Task description
Please retype the records below exactly, omitting any images.

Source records
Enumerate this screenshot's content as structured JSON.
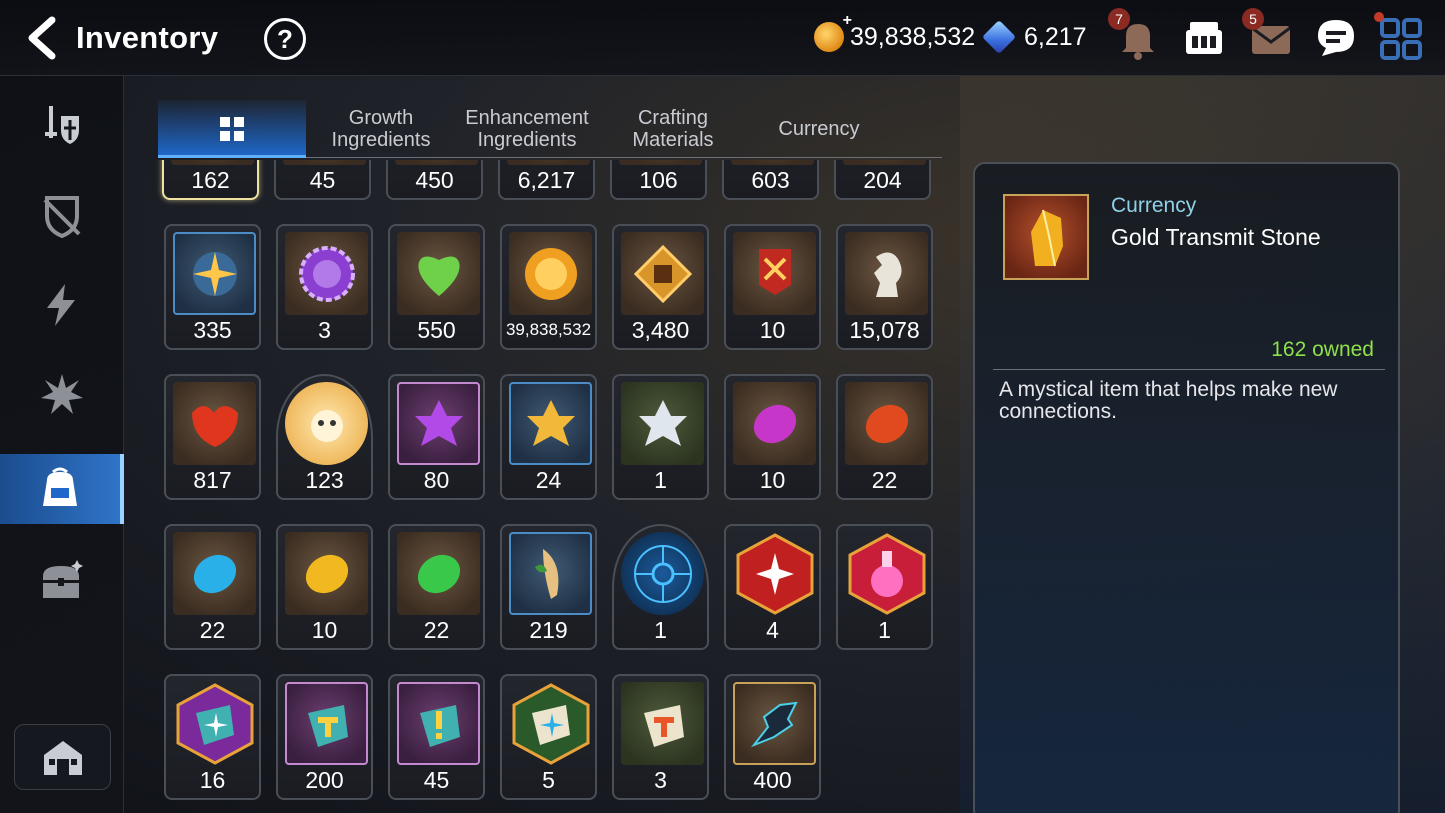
{
  "header": {
    "title": "Inventory",
    "help_label": "?",
    "gold": "39,838,532",
    "crystals": "6,217",
    "notifications_badge": "7",
    "mail_badge": "5"
  },
  "icons": {
    "back": "back-arrow-icon",
    "help": "help-icon",
    "gold": "gold-coin-icon",
    "crystal": "crystal-icon",
    "bell": "bell-icon",
    "shop": "shop-icon",
    "mail": "mail-icon",
    "chat": "chat-icon",
    "menu": "grid-menu-icon"
  },
  "sidebar": {
    "items": [
      {
        "name": "equipment",
        "icon": "sword-shield-icon"
      },
      {
        "name": "artifacts",
        "icon": "broken-shield-icon"
      },
      {
        "name": "catalysts",
        "icon": "lightning-icon"
      },
      {
        "name": "runes",
        "icon": "burst-icon"
      },
      {
        "name": "items",
        "icon": "backpack-icon",
        "active": true
      },
      {
        "name": "storage",
        "icon": "chest-icon"
      }
    ],
    "bottom": "house-icon"
  },
  "tabs": [
    {
      "label": "",
      "icon": "grid-icon",
      "active": true
    },
    {
      "label": "Growth\nIngredients"
    },
    {
      "label": "Enhancement\nIngredients"
    },
    {
      "label": "Crafting\nMaterials"
    },
    {
      "label": "Currency"
    }
  ],
  "grid": {
    "row0": [
      "162",
      "45",
      "450",
      "6,217",
      "106",
      "603",
      "204"
    ],
    "row1": [
      "335",
      "3",
      "550",
      "39,838,532",
      "3,480",
      "10",
      "15,078"
    ],
    "row2": [
      "817",
      "123",
      "80",
      "24",
      "1",
      "10",
      "22"
    ],
    "row3": [
      "22",
      "10",
      "22",
      "219",
      "1",
      "4",
      "1"
    ],
    "row4": [
      "16",
      "200",
      "45",
      "5",
      "3",
      "400"
    ]
  },
  "detail": {
    "category": "Currency",
    "name": "Gold Transmit Stone",
    "owned": "162 owned",
    "description": "A mystical item that helps make new connections."
  },
  "colors": {
    "accent": "#2f74c8",
    "owned_green": "#8fe04a",
    "category_cyan": "#8fd0e6",
    "selected_border": "#efe2a0"
  }
}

Task result
Enumerate this screenshot's content as structured JSON.
{
  "header": {
    "title": "Inventory",
    "help_label": "?",
    "gold": "39,838,532",
    "crystals": "6,217",
    "notifications_badge": "7",
    "mail_badge": "5"
  },
  "icons": {
    "back": "back-arrow-icon",
    "help": "help-icon",
    "gold": "gold-coin-icon",
    "crystal": "crystal-icon",
    "bell": "bell-icon",
    "shop": "shop-icon",
    "mail": "mail-icon",
    "chat": "chat-icon",
    "menu": "grid-menu-icon"
  },
  "sidebar": {
    "items": [
      {
        "name": "equipment",
        "icon": "sword-shield-icon"
      },
      {
        "name": "artifacts",
        "icon": "broken-shield-icon"
      },
      {
        "name": "catalysts",
        "icon": "lightning-icon"
      },
      {
        "name": "runes",
        "icon": "burst-icon"
      },
      {
        "name": "items",
        "icon": "backpack-icon",
        "active": true
      },
      {
        "name": "storage",
        "icon": "chest-icon"
      }
    ],
    "bottom": "house-icon"
  },
  "tabs": [
    {
      "label": "",
      "icon": "grid-icon",
      "active": true
    },
    {
      "label": "Growth\nIngredients"
    },
    {
      "label": "Enhancement\nIngredients"
    },
    {
      "label": "Crafting\nMaterials"
    },
    {
      "label": "Currency"
    }
  ],
  "grid": {
    "row0": [
      "162",
      "45",
      "450",
      "6,217",
      "106",
      "603",
      "204"
    ],
    "row1": [
      "335",
      "3",
      "550",
      "39,838,532",
      "3,480",
      "10",
      "15,078"
    ],
    "row2": [
      "817",
      "123",
      "80",
      "24",
      "1",
      "10",
      "22"
    ],
    "row3": [
      "22",
      "10",
      "22",
      "219",
      "1",
      "4",
      "1"
    ],
    "row4": [
      "16",
      "200",
      "45",
      "5",
      "3",
      "400"
    ]
  },
  "detail": {
    "category": "Currency",
    "name": "Gold Transmit Stone",
    "owned": "162 owned",
    "description": "A mystical item that helps make new connections."
  },
  "colors": {
    "accent": "#2f74c8",
    "owned_green": "#8fe04a",
    "category_cyan": "#8fd0e6",
    "selected_border": "#efe2a0"
  }
}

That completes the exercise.